"It never got to me, I don't think, as much as someone who hadn't been there before," he stated.
But like trainer Barclay Tagg with Funny Cide before him in 2003, Servis was still getting fully initiated to the three-ring circus when Smarty Jones looked like a Triple Crown lock after his sublime victories in the 2004 Kentucky Derby and Preakness Stakes.
"When we first got back (to Pennsylvania) from Kentucky (after the Derby), the first day was terrible. I had no idea what to expect," Servis said. "I got to the barn the next morning and there were tents outside the barn and I was like, 'What the hell is this?'
"Within an hour there were 20 media people there pulling me every which way and thank God my wife was there to see it. That was the day she said, 'You can't do this. They are not letting you do your job.' That is when she took over and from then on it was great. She would make sure from 11-3 p.m. we did everything we could do and after that or before that, I was untouchable."
As the years since Affirmed's crowning glory have increased, racing's presence in mainstream media has fallen off because of struggles within both the game and the journalism industry.
Thus, at a time like the present when media outlets around the world are actually willing to zero in on the drama and pageantry the Thoroughbred community can create, a fine balance must be struck between satiating such desired demand while maintaining one's sanity.
"It's hard because I want the fans to be a part of this because without the fans, none of us would be here," said Alan Sherman, son and assistant to trainer Art Sherman, who conditions California Chrome. "People come and ask to take pictures of the horse and stuff and some of it just gets to a point where the horse needs to be left alone and relax. It's been a little stressful but we're getting through it."
Added Penny Chenery, owner of the immortal 1973 Triple Crown hero Secretariat, "I loved it. I love people, I loved the attention, and my trainer and I both felt that we had an obligation to accommodate the fans, accommodate uninformed questions from the media."
An added wrinkle team California Chrome is dealing with that many before them didn't is the social media-fueled, 24-hour news cycle. As has been demonstrated the last couple weeks, one Twitter post about a cough or use of an equine nasal strip can become headline news before a horse can finish cooling out.
"I think it would have been much more difficult for me (in the current media landscape), I really do," said McCarron, who guided eventual Hall of Famer Alysheba to wins in the 1987 Kentucky Derby and Preakness before finishing fourth in the Belmont. "I might have had the inclination to just block out the media. I might have been so overwhelmed as much as I was already overwhelmed at the time after 21/2 weeks of answering the same questions over and over again and getting phone calls in the jocks room at Hollywood Park.
"What really became challenging for me is writers would call that know nothing about racing and they would ask me questions that had nothing to do with the Triple Crown.
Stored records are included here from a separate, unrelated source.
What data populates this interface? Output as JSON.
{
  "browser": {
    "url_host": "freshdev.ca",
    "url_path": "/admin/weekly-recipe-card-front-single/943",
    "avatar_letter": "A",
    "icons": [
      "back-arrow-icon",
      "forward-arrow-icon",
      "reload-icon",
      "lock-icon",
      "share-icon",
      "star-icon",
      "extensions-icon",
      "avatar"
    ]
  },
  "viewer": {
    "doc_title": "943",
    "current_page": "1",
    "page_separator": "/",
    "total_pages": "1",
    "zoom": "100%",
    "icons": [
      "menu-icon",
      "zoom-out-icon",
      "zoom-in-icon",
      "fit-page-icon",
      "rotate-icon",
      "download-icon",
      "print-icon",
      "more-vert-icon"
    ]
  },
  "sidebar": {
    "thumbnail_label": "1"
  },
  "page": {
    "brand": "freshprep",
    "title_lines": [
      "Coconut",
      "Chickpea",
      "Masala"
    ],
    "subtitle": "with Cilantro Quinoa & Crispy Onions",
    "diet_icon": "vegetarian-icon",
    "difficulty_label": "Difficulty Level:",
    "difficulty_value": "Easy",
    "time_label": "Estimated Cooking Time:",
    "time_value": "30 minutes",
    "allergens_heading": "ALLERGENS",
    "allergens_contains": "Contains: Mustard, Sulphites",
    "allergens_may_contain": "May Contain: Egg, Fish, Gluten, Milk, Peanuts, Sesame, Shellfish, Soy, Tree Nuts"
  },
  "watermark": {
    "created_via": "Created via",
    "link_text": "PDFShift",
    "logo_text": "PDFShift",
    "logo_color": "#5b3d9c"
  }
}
It became very challenging for me to answer them without being sarcastic. Today, it would have been more difficult for sure."
The toll of a Triple Crown run can be irreparable even when successful. After Seattle Slew became the first unbeaten Triple Crown winner in 1977, repeated rifts between trainer Billy Turner and the horse's owners on how he should be subsequently campaigned resulted in Turner being dismissed by year's end.
The stress that comes with trying to gain immortality can be a nasty animal in its own right. But try finding one who has been there who regrets having been singed by the pressure cooker.
"Hell no, I'd love to go through that again," Servis laughed. "Are you kidding me?"